I love jazz because when I was a kid pop music was bland, plain, uneventful until one day I heard a tune on a juke box entitled Jump Red Jump By Tenor Saxophonist Red Prysock brother of Arthur Prysock. It was love at first sight . This was when Blues, Soul / Gospel Style Music was becoming popular amongst kids as well as hip adults and featured Ray Charles, Big Joe Turner and The Payola era DJ's such as Alan Freed. Not many people remember that Freed's Rock n Roll Band of the 1950's was The Count Basie Orchestra featuring the Guy Singer Tony Bennett (Anthony DiBenedetto) who grew up in Astoria, NYNY right next to my Home Town Jackson Heights NYNY.
I was first exposed to jazz when I heard Red Prysock, Sam The Man Taylor & groups like the Chord Cats recording of Shaboom! It made the Crew Cuts look LAME! Now Jazz, Blues, Soul, Gospel was pretty much joined at the hip back then and I learned that the tasteful Music was featured on The African American Radio Stations which led me to DJ's Like The Bruce, Jocko Henderson, Tommy Dr. Jive Smalls and eventually Symphony Sid Torin, China Valles and Len Pace. This all took place during my high school years and the following years in NYNY and South Florida. I actually flew to Copenhagen Denmark in 1961 to see Stan Getz, (One of my top 3 heroes in the Music Bird, Pres & Getz not necessarily in that order). Sadly Getz had already left town and snuck back into NYNY where he played Birdland (Undoubtedly without a cabaret card due to smack addiction.) No problem for me as I worked for Pan American Airways at the time and enjoyed a 90% Employee Discount.
I met Thelonious Monk, Stan Kenton, Warne Marsh, Lenny Tristano, Art Farmer, Benny Golson, Frank Foster, Dr. Lonnie Smith, among many others over the years.
The best show I ever attended was The Randall's Island Jazz Festival NYNY 1960. Monk & Edward Ellington Kennedy AKA Duke, starred among numerous others.
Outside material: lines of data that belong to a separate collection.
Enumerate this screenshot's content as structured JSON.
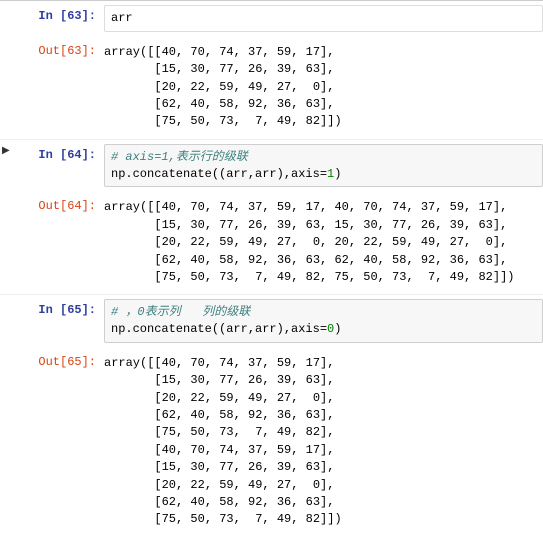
{
  "cells": [
    {
      "prompt_in": "In  [63]:",
      "input": "arr",
      "prompt_out": "Out[63]:",
      "output": "array([[40, 70, 74, 37, 59, 17],\n       [15, 30, 77, 26, 39, 63],\n       [20, 22, 59, 49, 27,  0],\n       [62, 40, 58, 92, 36, 63],\n       [75, 50, 73,  7, 49, 82]])"
    },
    {
      "prompt_in": "In  [64]:",
      "comment": "# axis=1,表示行的级联",
      "code": "np.concatenate((arr,arr),axis=",
      "axis": "1",
      "code_tail": ")",
      "prompt_out": "Out[64]:",
      "output": "array([[40, 70, 74, 37, 59, 17, 40, 70, 74, 37, 59, 17],\n       [15, 30, 77, 26, 39, 63, 15, 30, 77, 26, 39, 63],\n       [20, 22, 59, 49, 27,  0, 20, 22, 59, 49, 27,  0],\n       [62, 40, 58, 92, 36, 63, 62, 40, 58, 92, 36, 63],\n       [75, 50, 73,  7, 49, 82, 75, 50, 73,  7, 49, 82]])",
      "has_marker": true
    },
    {
      "prompt_in": "In  [65]:",
      "comment": "# ，0表示列   列的级联",
      "code": "np.concatenate((arr,arr),axis=",
      "axis": "0",
      "code_tail": ")",
      "prompt_out": "Out[65]:",
      "output": "array([[40, 70, 74, 37, 59, 17],\n       [15, 30, 77, 26, 39, 63],\n       [20, 22, 59, 49, 27,  0],\n       [62, 40, 58, 92, 36, 63],\n       [75, 50, 73,  7, 49, 82],\n       [40, 70, 74, 37, 59, 17],\n       [15, 30, 77, 26, 39, 63],\n       [20, 22, 59, 49, 27,  0],\n       [62, 40, 58, 92, 36, 63],\n       [75, 50, 73,  7, 49, 82]])"
    }
  ]
}
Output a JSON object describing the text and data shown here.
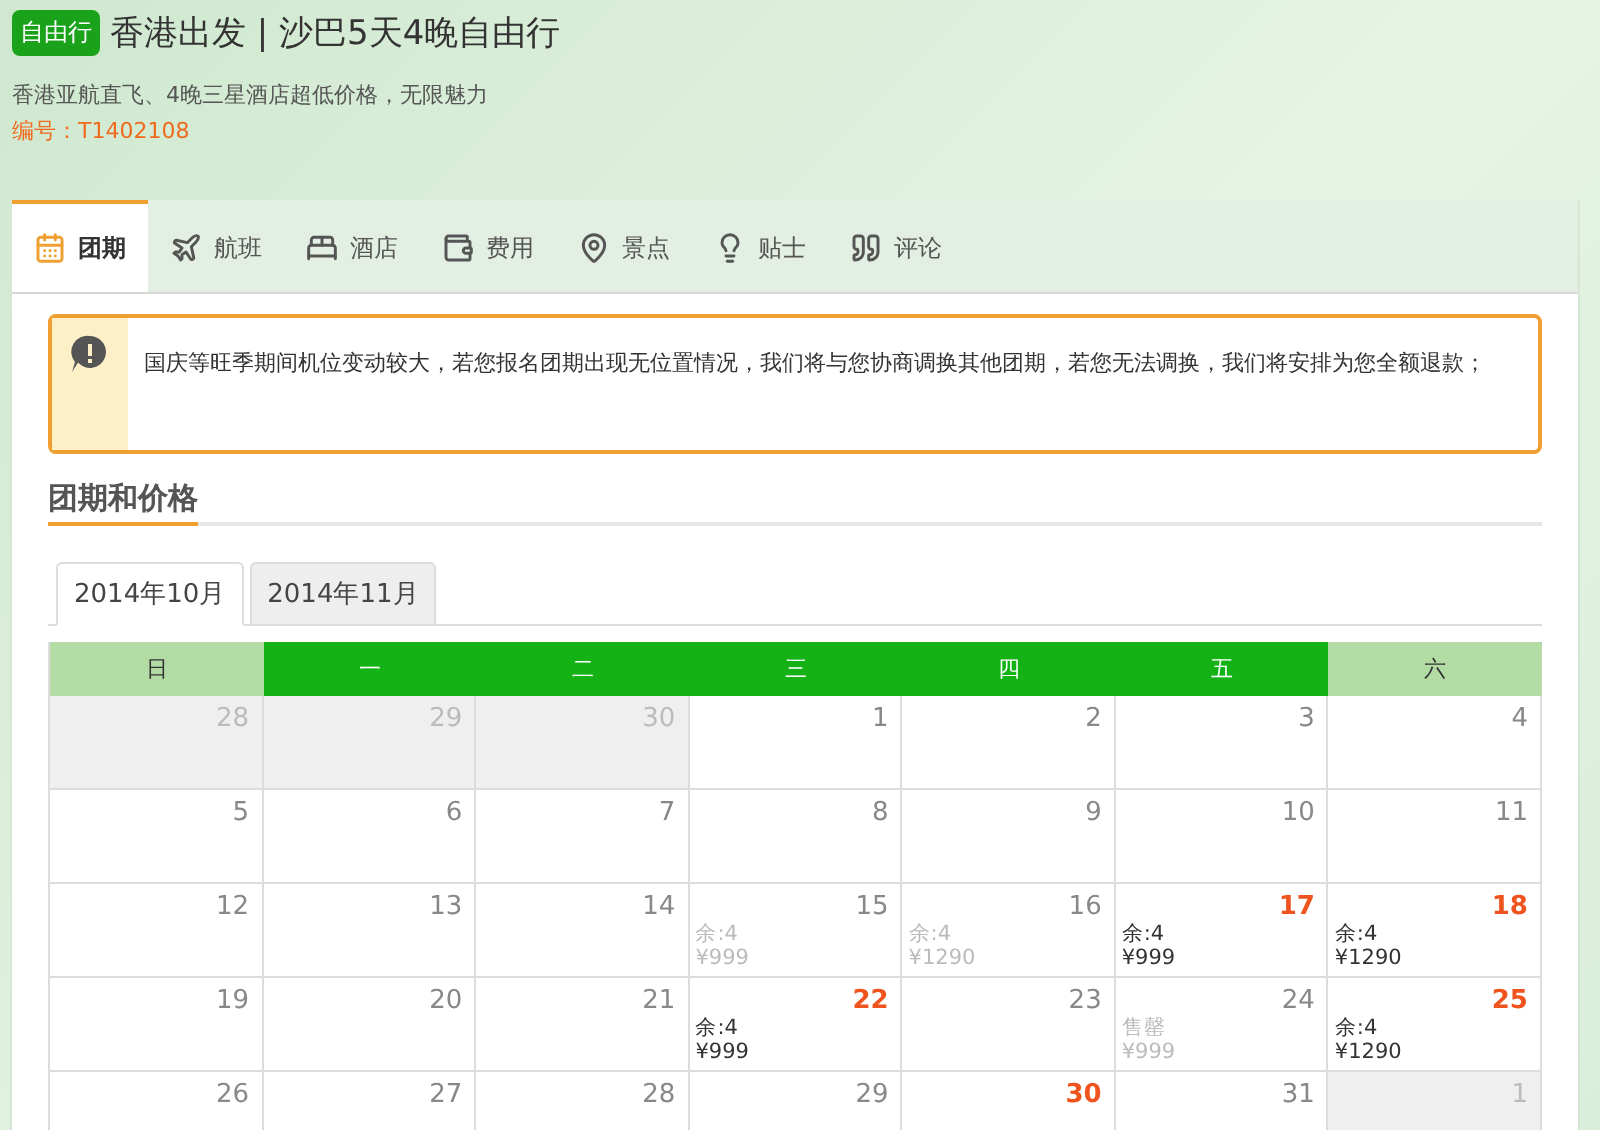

I can not recall the entire Line Up but Monk brought along his Hat Collection which at the time contained I believe he told me 33 or 35 international Hats which he periodically changed often during his Solos. I have been unable to find that roster for that particular festival and since it was long ago I remember mostly Monk & Duke. Paul Gonsalvas played his legendary trademark twenty something chorus solo in between Diminuendo and Crescendo in Blue which was outstanding.
The first jazz record I bought was Firstly, my Bro George was / is a Marine and he sent home his wax collection of LP's from Camp Pendleton CA before deploying to Okinawa in 1956 I think. Bird, Getz, Mulligan & Baker, Erroll Garner, Blakey's Jazz Messengers, Jazz at Newport 1956 and many more. I fell in love with Bird, Getz and Jeru & Chet for openers. Pres to my mind takes the all time Tenor Award and Budo, Piano etc.! However I digress Getz Long Island Sound and every other Getz record that I could find that was 1957 by then and I snuck in to Birdland for the First of many times before I was 18 ( Legal drinking age back then) It wasn't until just after my 18th Birthday that I was carded much to the bouncers chagrin as he recognized me as having being an established customer by then.
My advice to new listeners: Listen to the Music and keep it in the forefront not the background. A Local Band Leader whose name escapes me once said to me Jerry you can make time for the chicks later the Music is in the now and is more important than chicks ever will be. He was correct!
Next see live performances and introduce yourself to the Players most of whom will be respectful. Some, however, are unapproachable such as when I saw Miles so many times but his obvious disdain for certain fans was evident and he always walked off the stage after soloing. (Eddie Jefferson sang words to So What that so indicated this)!